[Dataset rows for apps and sites]
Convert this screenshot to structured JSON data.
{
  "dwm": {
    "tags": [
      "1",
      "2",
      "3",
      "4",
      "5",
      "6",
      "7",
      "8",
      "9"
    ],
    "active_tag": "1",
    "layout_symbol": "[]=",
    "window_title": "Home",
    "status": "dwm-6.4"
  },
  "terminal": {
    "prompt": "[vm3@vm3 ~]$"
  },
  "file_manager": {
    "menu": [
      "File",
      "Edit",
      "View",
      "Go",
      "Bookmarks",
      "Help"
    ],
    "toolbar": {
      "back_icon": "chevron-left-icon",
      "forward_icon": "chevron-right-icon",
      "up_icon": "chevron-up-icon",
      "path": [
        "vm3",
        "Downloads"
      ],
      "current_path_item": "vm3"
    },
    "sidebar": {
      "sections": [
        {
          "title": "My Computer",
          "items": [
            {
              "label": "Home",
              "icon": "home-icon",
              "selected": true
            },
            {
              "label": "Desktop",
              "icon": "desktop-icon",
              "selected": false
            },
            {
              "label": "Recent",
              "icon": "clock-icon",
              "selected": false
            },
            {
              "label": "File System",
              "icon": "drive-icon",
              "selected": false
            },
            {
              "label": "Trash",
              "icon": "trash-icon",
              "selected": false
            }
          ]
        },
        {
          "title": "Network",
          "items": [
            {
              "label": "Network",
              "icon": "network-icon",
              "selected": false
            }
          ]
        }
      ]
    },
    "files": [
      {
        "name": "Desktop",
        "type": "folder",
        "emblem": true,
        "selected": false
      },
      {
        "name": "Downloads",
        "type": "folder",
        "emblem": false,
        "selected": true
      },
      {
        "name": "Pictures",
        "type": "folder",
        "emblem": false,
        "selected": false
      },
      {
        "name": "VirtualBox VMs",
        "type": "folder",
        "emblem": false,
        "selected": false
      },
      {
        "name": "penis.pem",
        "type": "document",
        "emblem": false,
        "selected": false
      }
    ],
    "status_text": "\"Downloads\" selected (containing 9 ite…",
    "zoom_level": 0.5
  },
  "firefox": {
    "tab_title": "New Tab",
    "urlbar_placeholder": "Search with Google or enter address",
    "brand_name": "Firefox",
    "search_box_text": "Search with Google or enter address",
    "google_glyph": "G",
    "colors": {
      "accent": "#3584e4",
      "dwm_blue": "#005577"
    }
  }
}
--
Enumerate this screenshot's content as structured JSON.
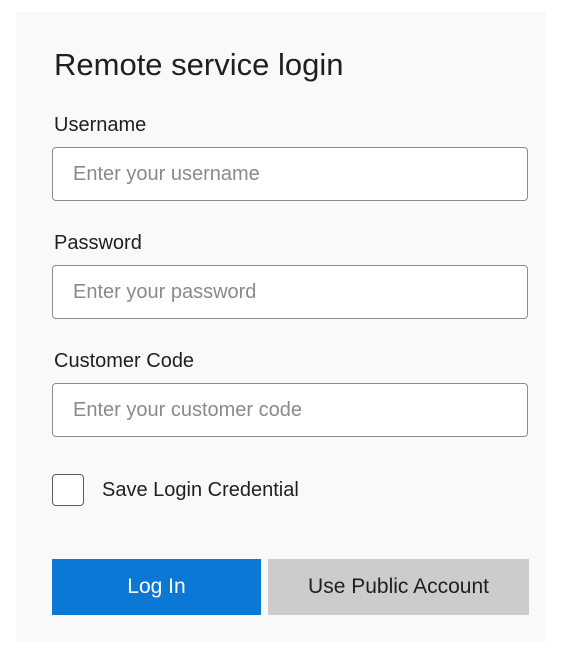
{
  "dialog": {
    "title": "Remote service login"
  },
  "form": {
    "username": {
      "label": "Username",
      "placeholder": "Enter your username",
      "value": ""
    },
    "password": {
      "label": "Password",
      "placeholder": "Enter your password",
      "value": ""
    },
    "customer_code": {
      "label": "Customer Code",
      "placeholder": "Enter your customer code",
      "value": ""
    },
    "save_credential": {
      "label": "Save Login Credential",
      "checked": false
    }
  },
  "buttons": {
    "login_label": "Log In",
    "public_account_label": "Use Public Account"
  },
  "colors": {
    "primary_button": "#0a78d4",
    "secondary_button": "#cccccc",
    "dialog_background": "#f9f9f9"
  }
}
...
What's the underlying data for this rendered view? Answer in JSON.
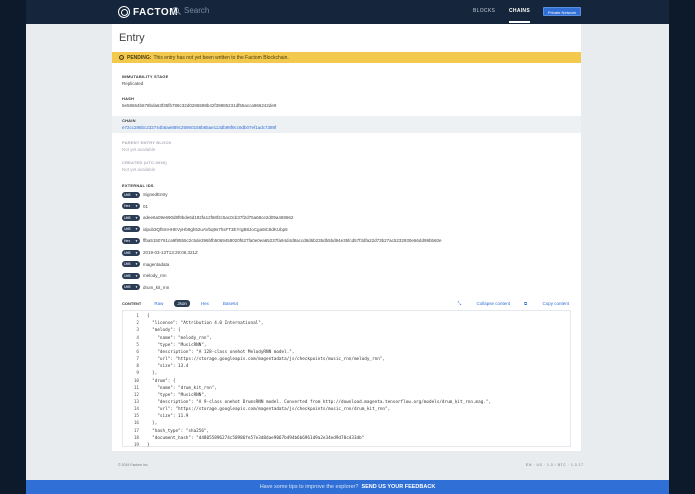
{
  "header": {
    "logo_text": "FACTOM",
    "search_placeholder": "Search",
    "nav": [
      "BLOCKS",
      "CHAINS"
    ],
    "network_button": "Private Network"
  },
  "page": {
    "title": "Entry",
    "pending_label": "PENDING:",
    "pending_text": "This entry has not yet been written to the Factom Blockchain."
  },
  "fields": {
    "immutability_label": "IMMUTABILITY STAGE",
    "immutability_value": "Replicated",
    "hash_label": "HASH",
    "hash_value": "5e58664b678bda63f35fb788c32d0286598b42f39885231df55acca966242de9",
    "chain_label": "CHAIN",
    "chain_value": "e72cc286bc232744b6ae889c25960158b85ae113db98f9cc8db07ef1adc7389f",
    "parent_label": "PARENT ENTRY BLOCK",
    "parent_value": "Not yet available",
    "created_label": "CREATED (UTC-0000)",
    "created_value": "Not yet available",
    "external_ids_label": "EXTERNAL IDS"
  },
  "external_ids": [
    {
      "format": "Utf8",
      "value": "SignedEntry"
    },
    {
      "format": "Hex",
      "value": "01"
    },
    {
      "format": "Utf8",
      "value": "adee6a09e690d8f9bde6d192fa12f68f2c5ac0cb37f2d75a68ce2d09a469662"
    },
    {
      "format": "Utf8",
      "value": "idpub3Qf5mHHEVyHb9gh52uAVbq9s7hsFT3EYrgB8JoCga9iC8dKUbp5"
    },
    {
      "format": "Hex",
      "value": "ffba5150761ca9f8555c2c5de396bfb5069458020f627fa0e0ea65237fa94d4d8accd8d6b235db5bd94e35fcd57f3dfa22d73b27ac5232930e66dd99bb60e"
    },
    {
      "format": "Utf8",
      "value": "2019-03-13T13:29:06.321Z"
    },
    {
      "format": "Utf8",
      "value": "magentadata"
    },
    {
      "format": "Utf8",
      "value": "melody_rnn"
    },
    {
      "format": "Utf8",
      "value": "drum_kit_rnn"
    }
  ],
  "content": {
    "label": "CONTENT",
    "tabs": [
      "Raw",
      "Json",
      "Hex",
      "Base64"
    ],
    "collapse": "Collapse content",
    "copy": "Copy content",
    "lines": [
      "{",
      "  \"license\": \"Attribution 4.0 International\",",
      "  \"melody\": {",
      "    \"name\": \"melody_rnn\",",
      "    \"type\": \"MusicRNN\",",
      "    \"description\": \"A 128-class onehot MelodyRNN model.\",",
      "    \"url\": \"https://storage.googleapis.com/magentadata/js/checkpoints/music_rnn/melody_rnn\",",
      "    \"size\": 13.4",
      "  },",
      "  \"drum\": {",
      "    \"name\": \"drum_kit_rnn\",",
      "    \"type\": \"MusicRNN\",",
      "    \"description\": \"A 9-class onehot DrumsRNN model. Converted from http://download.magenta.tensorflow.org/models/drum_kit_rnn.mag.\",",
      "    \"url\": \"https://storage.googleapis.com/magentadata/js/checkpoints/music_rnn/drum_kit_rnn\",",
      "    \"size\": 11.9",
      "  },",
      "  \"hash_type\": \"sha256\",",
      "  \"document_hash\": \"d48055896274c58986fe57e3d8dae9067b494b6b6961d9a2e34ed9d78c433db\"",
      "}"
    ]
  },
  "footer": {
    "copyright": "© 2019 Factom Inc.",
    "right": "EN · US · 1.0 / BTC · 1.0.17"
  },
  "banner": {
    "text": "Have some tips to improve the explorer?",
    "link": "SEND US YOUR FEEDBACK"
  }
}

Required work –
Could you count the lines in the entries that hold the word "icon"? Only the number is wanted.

Answer space –
9